The tour will start on London’s Southbank on Thursday, 26th October before visiting Manchester and Glasgow. The clinic will be open to everyone, not just Barclays customers, and is free to attend.

 

To book your place, visit: https://www.eventbrite.co.uk/e/the-embarrassing-fraud-clinic-tickets-38506655443

For those who can’t visit the clinic, Barclays has 17,000 Digital Eagles around the country who can provide advice on how to protect yourself from fraud and scams.

Notes to editors

*National representative based on two surveys of 2,000 UK adults and 1,500 UK victims of fraud conducted by OnePoll in September 2017.

 

Three top tips from Barclays Bank to help the UK fightback against the fraudsters:

1.    Never share your PIN or password with anyone (even if they are claiming to be from the bank)

2.    Do not click on any links or open any attachments or emails from people you are unsure about or don’t recognize.

3.    Avoid letting anyone you don’t know have access to your computer.

 

To find out more about fighting fraud with Barclays, visit https://www.barclays.co.uk/security/

 

**You can find out more about the new online fraud intervention service at: https://www.barclays.co.uk/security/protecting-your-account/
 

The new online fraud intervention service is designed to interrupt customers and make them pause in order to reflect on whether they may be a victim of a scam.  If the customer, despite our intervention, still continues with the payment then they may still be held liable. However, each customer’s circumstances will be judged on a case by case basis.

In addition to the new online fraud intervention service, Barclays attempts to text or phone a customer to confirm whether a payment is genuine.

About Barclays

Barclays is a transatlantic consumer, corporate and investment bank offering products and services across personal, corporate and investment banking, credit cards and wealth management, with a strong presence in our two home markets of the UK and the US.

With over 325 years of history and expertise in banking, Barclays operates in over 40 countries and employs approximately 85,000 people. Barclays moves, lends, invests and protects money for customers and clients worldwide.

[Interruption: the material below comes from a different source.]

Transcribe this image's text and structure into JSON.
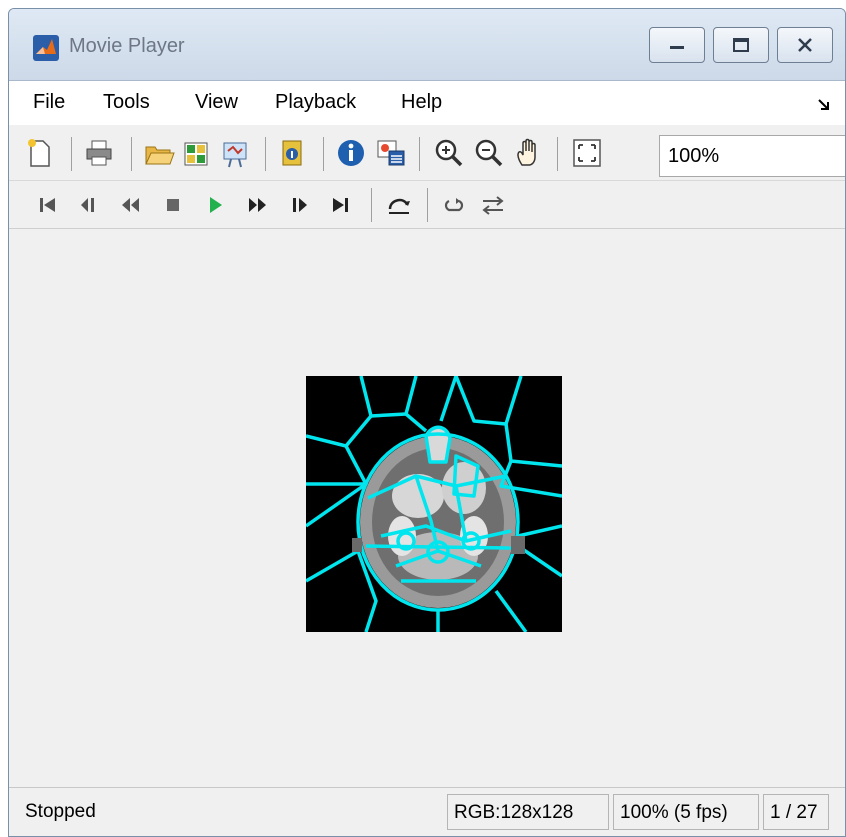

For further information about Barclays, please visit our website www.home.barclays .